● **Your goal**:
Reproduce the data in its entirety, exactly as written.

######

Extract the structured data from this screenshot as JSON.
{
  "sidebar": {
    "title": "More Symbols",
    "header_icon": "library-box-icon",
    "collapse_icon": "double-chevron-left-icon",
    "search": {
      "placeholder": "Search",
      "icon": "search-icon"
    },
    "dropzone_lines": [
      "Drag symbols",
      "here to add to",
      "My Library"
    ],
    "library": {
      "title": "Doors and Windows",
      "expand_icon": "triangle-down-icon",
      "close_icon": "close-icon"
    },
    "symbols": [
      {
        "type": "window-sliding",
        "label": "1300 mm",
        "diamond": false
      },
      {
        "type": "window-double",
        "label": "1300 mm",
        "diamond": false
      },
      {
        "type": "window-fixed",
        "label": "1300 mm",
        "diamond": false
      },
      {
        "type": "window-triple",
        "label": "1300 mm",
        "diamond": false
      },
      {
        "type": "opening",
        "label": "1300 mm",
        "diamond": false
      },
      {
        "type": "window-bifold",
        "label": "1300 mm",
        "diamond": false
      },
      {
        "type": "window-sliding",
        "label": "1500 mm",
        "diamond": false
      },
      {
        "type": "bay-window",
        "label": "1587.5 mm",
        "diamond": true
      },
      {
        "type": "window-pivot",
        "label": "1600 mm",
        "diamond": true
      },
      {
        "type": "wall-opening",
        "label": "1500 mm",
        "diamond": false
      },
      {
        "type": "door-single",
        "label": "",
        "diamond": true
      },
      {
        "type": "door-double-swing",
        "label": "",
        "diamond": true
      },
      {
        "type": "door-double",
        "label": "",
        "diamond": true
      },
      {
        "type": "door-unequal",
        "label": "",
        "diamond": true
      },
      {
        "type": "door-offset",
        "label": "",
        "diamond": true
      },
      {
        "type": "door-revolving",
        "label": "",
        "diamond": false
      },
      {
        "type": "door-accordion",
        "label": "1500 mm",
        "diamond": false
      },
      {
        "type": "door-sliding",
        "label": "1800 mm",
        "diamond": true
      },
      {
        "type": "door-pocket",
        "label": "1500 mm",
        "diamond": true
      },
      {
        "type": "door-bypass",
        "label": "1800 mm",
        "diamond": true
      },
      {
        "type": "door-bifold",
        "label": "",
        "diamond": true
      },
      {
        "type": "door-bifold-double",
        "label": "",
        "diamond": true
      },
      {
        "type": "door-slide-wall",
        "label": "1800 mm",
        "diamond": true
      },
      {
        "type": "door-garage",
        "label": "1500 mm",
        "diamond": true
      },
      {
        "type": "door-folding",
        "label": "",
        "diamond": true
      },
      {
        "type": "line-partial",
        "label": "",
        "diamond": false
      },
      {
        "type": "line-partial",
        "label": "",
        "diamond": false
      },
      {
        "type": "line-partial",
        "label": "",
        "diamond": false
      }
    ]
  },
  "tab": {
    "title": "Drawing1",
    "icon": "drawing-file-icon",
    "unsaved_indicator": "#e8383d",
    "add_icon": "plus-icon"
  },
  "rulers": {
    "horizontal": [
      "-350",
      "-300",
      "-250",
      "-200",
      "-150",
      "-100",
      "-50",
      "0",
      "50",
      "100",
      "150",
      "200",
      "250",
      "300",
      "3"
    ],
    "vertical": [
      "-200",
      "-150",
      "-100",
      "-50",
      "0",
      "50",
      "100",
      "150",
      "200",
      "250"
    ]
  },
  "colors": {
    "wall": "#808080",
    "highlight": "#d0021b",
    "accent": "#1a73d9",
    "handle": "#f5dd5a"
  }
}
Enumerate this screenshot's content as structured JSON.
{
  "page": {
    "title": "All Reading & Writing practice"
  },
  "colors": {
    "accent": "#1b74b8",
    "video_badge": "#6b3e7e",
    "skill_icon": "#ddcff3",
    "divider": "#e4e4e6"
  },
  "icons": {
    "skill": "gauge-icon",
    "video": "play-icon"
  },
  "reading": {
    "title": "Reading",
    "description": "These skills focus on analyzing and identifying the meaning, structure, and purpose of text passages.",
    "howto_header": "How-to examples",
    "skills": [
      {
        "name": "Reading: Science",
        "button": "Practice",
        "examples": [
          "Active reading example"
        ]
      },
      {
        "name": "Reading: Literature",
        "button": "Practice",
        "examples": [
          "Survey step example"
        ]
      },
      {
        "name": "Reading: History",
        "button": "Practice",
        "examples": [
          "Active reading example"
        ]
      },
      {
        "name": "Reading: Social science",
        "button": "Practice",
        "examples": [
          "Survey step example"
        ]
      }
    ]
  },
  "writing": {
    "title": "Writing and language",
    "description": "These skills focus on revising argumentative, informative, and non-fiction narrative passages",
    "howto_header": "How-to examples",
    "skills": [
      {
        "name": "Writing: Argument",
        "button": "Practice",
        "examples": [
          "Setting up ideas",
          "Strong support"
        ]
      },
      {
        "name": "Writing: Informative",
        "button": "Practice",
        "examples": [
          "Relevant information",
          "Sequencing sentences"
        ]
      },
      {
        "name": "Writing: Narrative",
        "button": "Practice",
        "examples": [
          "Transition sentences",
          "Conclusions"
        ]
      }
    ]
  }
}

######

● **Written response**:
Extract the structured data from this screenshot as JSON.
{
  "sidebar": {
    "title": "More Symbols",
    "header_icon": "library-box-icon",
    "collapse_icon": "double-chevron-left-icon",
    "search": {
      "placeholder": "Search",
      "icon": "search-icon"
    },
    "dropzone_lines": [
      "Drag symbols",
      "here to add to",
      "My Library"
    ],
    "library": {
      "title": "Doors and Windows",
      "expand_icon": "triangle-down-icon",
      "close_icon": "close-icon"
    },
    "symbols": [
      {
        "type": "window-sliding",
        "label": "1300 mm",
        "diamond": false
      },
      {
        "type": "window-double",
        "label": "1300 mm",
        "diamond": false
      },
      {
        "type": "window-fixed",
        "label": "1300 mm",
        "diamond": false
      },
      {
        "type": "window-triple",
        "label": "1300 mm",
        "diamond": false
      },
      {
        "type": "opening",
        "label": "1300 mm",
        "diamond": false
      },
      {
        "type": "window-bifold",
        "label": "1300 mm",
        "diamond": false
      },
      {
        "type": "window-sliding",
        "label": "1500 mm",
        "diamond": false
      },
      {
        "type": "bay-window",
        "label": "1587.5 mm",
        "diamond": true
      },
      {
        "type": "window-pivot",
        "label": "1600 mm",
        "diamond": true
      },
      {
        "type": "wall-opening",
        "label": "1500 mm",
        "diamond": false
      },
      {
        "type": "door-single",
        "label": "",
        "diamond": true
      },
      {
        "type": "door-double-swing",
        "label": "",
        "diamond": true
      },
      {
        "type": "door-double",
        "label": "",
        "diamond": true
      },
      {
        "type": "door-unequal",
        "label": "",
        "diamond": true
      },
      {
        "type": "door-offset",
        "label": "",
        "diamond": true
      },
      {
        "type": "door-revolving",
        "label": "",
        "diamond": false
      },
      {
        "type": "door-accordion",
        "label": "1500 mm",
        "diamond": false
      },
      {
        "type": "door-sliding",
        "label": "1800 mm",
        "diamond": true
      },
      {
        "type": "door-pocket",
        "label": "1500 mm",
        "diamond": true
      },
      {
        "type": "door-bypass",
        "label": "1800 mm",
        "diamond": true
      },
      {
        "type": "door-bifold",
        "label": "",
        "diamond": true
      },
      {
        "type": "door-bifold-double",
        "label": "",
        "diamond": true
      },
      {
        "type": "door-slide-wall",
        "label": "1800 mm",
        "diamond": true
      },
      {
        "type": "door-garage",
        "label": "1500 mm",
        "diamond": true
      },
      {
        "type": "door-folding",
        "label": "",
        "diamond": true
      },
      {
        "type": "line-partial",
        "label": "",
        "diamond": false
      },
      {
        "type": "line-partial",
        "label": "",
        "diamond": false
      },
      {
        "type": "line-partial",
        "label": "",
        "diamond": false
      }
    ]
  },
  "tab": {
    "title": "Drawing1",
    "icon": "drawing-file-icon",
    "unsaved_indicator": "#e8383d",
    "add_icon": "plus-icon"
  },
  "rulers": {
    "horizontal": [
      "-350",
      "-300",
      "-250",
      "-200",
      "-150",
      "-100",
      "-50",
      "0",
      "50",
      "100",
      "150",
      "200",
      "250",
      "300",
      "3"
    ],
    "vertical": [
      "-200",
      "-150",
      "-100",
      "-50",
      "0",
      "50",
      "100",
      "150",
      "200",
      "250"
    ]
  },
  "colors": {
    "wall": "#808080",
    "highlight": "#d0021b",
    "accent": "#1a73d9",
    "handle": "#f5dd5a"
  }
}
Enumerate this screenshot's content as structured JSON.
{
  "page": {
    "title": "All Reading & Writing practice"
  },
  "colors": {
    "accent": "#1b74b8",
    "video_badge": "#6b3e7e",
    "skill_icon": "#ddcff3",
    "divider": "#e4e4e6"
  },
  "icons": {
    "skill": "gauge-icon",
    "video": "play-icon"
  },
  "reading": {
    "title": "Reading",
    "description": "These skills focus on analyzing and identifying the meaning, structure, and purpose of text passages.",
    "howto_header": "How-to examples",
    "skills": [
      {
        "name": "Reading: Science",
        "button": "Practice",
        "examples": [
          "Active reading example"
        ]
      },
      {
        "name": "Reading: Literature",
        "button": "Practice",
        "examples": [
          "Survey step example"
        ]
      },
      {
        "name": "Reading: History",
        "button": "Practice",
        "examples": [
          "Active reading example"
        ]
      },
      {
        "name": "Reading: Social science",
        "button": "Practice",
        "examples": [
          "Survey step example"
        ]
      }
    ]
  },
  "writing": {
    "title": "Writing and language",
    "description": "These skills focus on revising argumentative, informative, and non-fiction narrative passages",
    "howto_header": "How-to examples",
    "skills": [
      {
        "name": "Writing: Argument",
        "button": "Practice",
        "examples": [
          "Setting up ideas",
          "Strong support"
        ]
      },
      {
        "name": "Writing: Informative",
        "button": "Practice",
        "examples": [
          "Relevant information",
          "Sequencing sentences"
        ]
      },
      {
        "name": "Writing: Narrative",
        "button": "Practice",
        "examples": [
          "Transition sentences",
          "Conclusions"
        ]
      }
    ]
  }
}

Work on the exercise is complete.